> _Goal of the exercise_:
From the entries, copy every line that carries the string "actual".

Top of Provided records

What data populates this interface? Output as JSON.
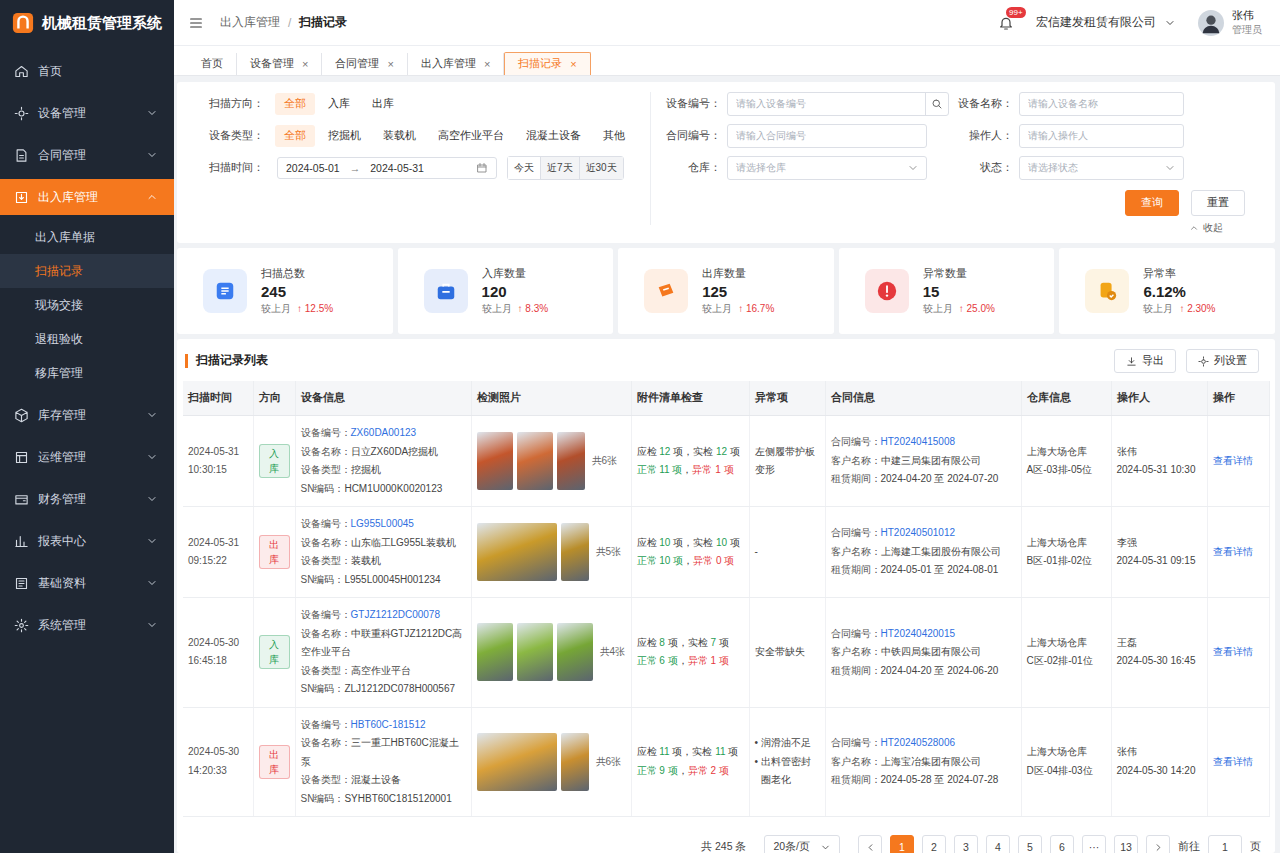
{
  "app": {
    "title": "机械租赁管理系统"
  },
  "sidebar": {
    "items": [
      {
        "label": "首页",
        "expandable": false,
        "expanded": false,
        "selected": false,
        "children": []
      },
      {
        "label": "设备管理",
        "expandable": true,
        "expanded": false,
        "selected": false,
        "children": []
      },
      {
        "label": "合同管理",
        "expandable": true,
        "expanded": false,
        "selected": false,
        "children": []
      },
      {
        "label": "出入库管理",
        "expandable": true,
        "expanded": true,
        "selected": true,
        "children": [
          {
            "label": "出入库单据",
            "selected": false
          },
          {
            "label": "扫描记录",
            "selected": true
          },
          {
            "label": "现场交接",
            "selected": false
          },
          {
            "label": "退租验收",
            "selected": false
          },
          {
            "label": "移库管理",
            "selected": false
          }
        ]
      },
      {
        "label": "库存管理",
        "expandable": true,
        "expanded": false,
        "selected": false,
        "children": []
      },
      {
        "label": "运维管理",
        "expandable": true,
        "expanded": false,
        "selected": false,
        "children": []
      },
      {
        "label": "财务管理",
        "expandable": true,
        "expanded": false,
        "selected": false,
        "children": []
      },
      {
        "label": "报表中心",
        "expandable": true,
        "expanded": false,
        "selected": false,
        "children": []
      },
      {
        "label": "基础资料",
        "expandable": true,
        "expanded": false,
        "selected": false,
        "children": []
      },
      {
        "label": "系统管理",
        "expandable": true,
        "expanded": false,
        "selected": false,
        "children": []
      }
    ]
  },
  "header": {
    "breadcrumb": [
      "出入库管理",
      "扫描记录"
    ],
    "separator": "/",
    "notification_badge": "99+",
    "company": "宏信建发租赁有限公司",
    "user": {
      "name": "张伟",
      "role": "管理员"
    }
  },
  "tabs": {
    "close": "×",
    "items": [
      {
        "label": "首页",
        "closable": false,
        "selected": false
      },
      {
        "label": "设备管理",
        "closable": true,
        "selected": false
      },
      {
        "label": "合同管理",
        "closable": true,
        "selected": false
      },
      {
        "label": "出入库管理",
        "closable": true,
        "selected": false
      },
      {
        "label": "扫描记录",
        "closable": true,
        "selected": true
      }
    ]
  },
  "filters": {
    "direction": {
      "label": "扫描方向：",
      "options": [
        {
          "label": "全部",
          "selected": true
        },
        {
          "label": "入库",
          "selected": false
        },
        {
          "label": "出库",
          "selected": false
        }
      ]
    },
    "type": {
      "label": "设备类型：",
      "options": [
        {
          "label": "全部",
          "selected": true
        },
        {
          "label": "挖掘机",
          "selected": false
        },
        {
          "label": "装载机",
          "selected": false
        },
        {
          "label": "高空作业平台",
          "selected": false
        },
        {
          "label": "混凝土设备",
          "selected": false
        },
        {
          "label": "其他",
          "selected": false
        }
      ]
    },
    "time": {
      "label": "扫描时间：",
      "start": "2024-05-01",
      "arrow": "→",
      "end": "2024-05-31",
      "quick": [
        "今天",
        "近7天",
        "近30天"
      ]
    },
    "fields": [
      {
        "label": "设备编号：",
        "placeholder": "请输入设备编号",
        "kind": "search"
      },
      {
        "label": "设备名称：",
        "placeholder": "请输入设备名称",
        "kind": "input"
      },
      {
        "label": "合同编号：",
        "placeholder": "请输入合同编号",
        "kind": "input"
      },
      {
        "label": "操作人：",
        "placeholder": "请输入操作人",
        "kind": "input"
      },
      {
        "label": "仓库：",
        "placeholder": "请选择仓库",
        "kind": "select"
      },
      {
        "label": "状态：",
        "placeholder": "请选择状态",
        "kind": "select"
      }
    ],
    "query": "查询",
    "reset": "重置",
    "collapse": "收起"
  },
  "stats": [
    {
      "label": "扫描总数",
      "value": "245",
      "compare": "较上月",
      "arrow": "↑",
      "delta": "12.5%",
      "color": "#3b7cf0"
    },
    {
      "label": "入库数量",
      "value": "120",
      "compare": "较上月",
      "arrow": "↑",
      "delta": "8.3%",
      "color": "#2f6fe0"
    },
    {
      "label": "出库数量",
      "value": "125",
      "compare": "较上月",
      "arrow": "↑",
      "delta": "16.7%",
      "color": "#f5781e"
    },
    {
      "label": "异常数量",
      "value": "15",
      "compare": "较上月",
      "arrow": "↑",
      "delta": "25.0%",
      "color": "#e5393d"
    },
    {
      "label": "异常率",
      "value": "6.12%",
      "compare": "较上月",
      "arrow": "↑",
      "delta": "2.30%",
      "color": "#f2a516"
    }
  ],
  "table": {
    "title": "扫描记录列表",
    "export": "导出",
    "settings": "列设置",
    "columns": [
      "扫描时间",
      "方向",
      "设备信息",
      "检测照片",
      "附件清单检查",
      "异常项",
      "合同信息",
      "仓库信息",
      "操作人",
      "操作"
    ],
    "device_labels": {
      "code": "设备编号：",
      "name": "设备名称：",
      "type": "设备类型：",
      "sn": "SN编码："
    },
    "contract_labels": {
      "code": "合同编号：",
      "customer": "客户名称：",
      "period": "租赁期间："
    },
    "check_labels": {
      "expected": "应检",
      "actual": "实检",
      "unit": "项",
      "sep": "，",
      "normal": "正常",
      "abnormal": "异常"
    },
    "bullet": "•",
    "rows": [
      {
        "date": "2024-05-31",
        "time": "10:30:15",
        "direction": {
          "label": "入库",
          "color": "#1f9d55"
        },
        "device": {
          "code": "ZX60DA00123",
          "name": "日立ZX60DA挖掘机",
          "type": "挖掘机",
          "sn": "HCM1U000K0020123"
        },
        "photos": [
          {
            "kind": "square",
            "color": "#c4562c"
          },
          {
            "kind": "square",
            "color": "#cf6a36"
          },
          {
            "kind": "narrow",
            "color": "#b24f2c"
          }
        ],
        "photo_count": "共6张",
        "check": {
          "expected": "12",
          "actual": "12",
          "normal": "11",
          "abnormal": "1"
        },
        "anomalies": [
          "左侧履带护板变形"
        ],
        "contract": {
          "code": "HT20240415008",
          "customer": "中建三局集团有限公司",
          "period": "2024-04-20 至 2024-07-20"
        },
        "warehouse": {
          "name": "上海大场仓库",
          "location": "A区-03排-05位"
        },
        "operator": {
          "name": "张伟",
          "time": "2024-05-31 10:30"
        },
        "action": "查看详情"
      },
      {
        "date": "2024-05-31",
        "time": "09:15:22",
        "direction": {
          "label": "出库",
          "color": "#e5393d"
        },
        "device": {
          "code": "LG955L00045",
          "name": "山东临工LG955L装载机",
          "type": "装载机",
          "sn": "L955L00045H001234"
        },
        "photos": [
          {
            "kind": "wide",
            "color": "#c99a2a"
          },
          {
            "kind": "narrow",
            "color": "#b88d2a"
          }
        ],
        "photo_count": "共5张",
        "check": {
          "expected": "10",
          "actual": "10",
          "normal": "10",
          "abnormal": "0"
        },
        "anomalies": [
          "-"
        ],
        "contract": {
          "code": "HT20240501012",
          "customer": "上海建工集团股份有限公司",
          "period": "2024-05-01 至 2024-08-01"
        },
        "warehouse": {
          "name": "上海大场仓库",
          "location": "B区-01排-02位"
        },
        "operator": {
          "name": "李强",
          "time": "2024-05-31 09:15"
        },
        "action": "查看详情"
      },
      {
        "date": "2024-05-30",
        "time": "16:45:18",
        "direction": {
          "label": "入库",
          "color": "#1f9d55"
        },
        "device": {
          "code": "GTJZ1212DC00078",
          "name": "中联重科GTJZ1212DC高空作业平台",
          "type": "高空作业平台",
          "sn": "ZLJ1212DC078H000567"
        },
        "photos": [
          {
            "kind": "square",
            "color": "#7fae3a"
          },
          {
            "kind": "square",
            "color": "#8bb844"
          },
          {
            "kind": "square",
            "color": "#76a636"
          }
        ],
        "photo_count": "共4张",
        "check": {
          "expected": "8",
          "actual": "7",
          "normal": "6",
          "abnormal": "1"
        },
        "anomalies": [
          "安全带缺失"
        ],
        "contract": {
          "code": "HT20240420015",
          "customer": "中铁四局集团有限公司",
          "period": "2024-04-20 至 2024-06-20"
        },
        "warehouse": {
          "name": "上海大场仓库",
          "location": "C区-02排-01位"
        },
        "operator": {
          "name": "王磊",
          "time": "2024-05-30 16:45"
        },
        "action": "查看详情"
      },
      {
        "date": "2024-05-30",
        "time": "14:20:33",
        "direction": {
          "label": "出库",
          "color": "#e5393d"
        },
        "device": {
          "code": "HBT60C-181512",
          "name": "三一重工HBT60C混凝土泵",
          "type": "混凝土设备",
          "sn": "SYHBT60C1815120001"
        },
        "photos": [
          {
            "kind": "wide",
            "color": "#d9a03a"
          },
          {
            "kind": "narrow",
            "color": "#c98f30"
          }
        ],
        "photo_count": "共6张",
        "check": {
          "expected": "11",
          "actual": "11",
          "normal": "9",
          "abnormal": "2"
        },
        "anomalies": [
          "润滑油不足",
          "出料管密封圈老化"
        ],
        "contract": {
          "code": "HT20240528006",
          "customer": "上海宝冶集团有限公司",
          "period": "2024-05-28 至 2024-07-28"
        },
        "warehouse": {
          "name": "上海大场仓库",
          "location": "D区-04排-03位"
        },
        "operator": {
          "name": "张伟",
          "time": "2024-05-30 14:20"
        },
        "action": "查看详情"
      }
    ]
  },
  "pagination": {
    "total": "共 245 条",
    "page_size": "20条/页",
    "pages": [
      {
        "label": "1",
        "selected": true
      },
      {
        "label": "2",
        "selected": false
      },
      {
        "label": "3",
        "selected": false
      },
      {
        "label": "4",
        "selected": false
      },
      {
        "label": "5",
        "selected": false
      },
      {
        "label": "6",
        "selected": false
      },
      {
        "label": "···",
        "selected": false
      },
      {
        "label": "13",
        "selected": false
      }
    ],
    "goto": "前往",
    "goto_value": "1",
    "page_unit": "页"
  }
}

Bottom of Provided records

> _Answer below_:
      "actual": "实检",
          "actual": "12",
          "actual": "10",
          "actual": "7",
          "actual": "11",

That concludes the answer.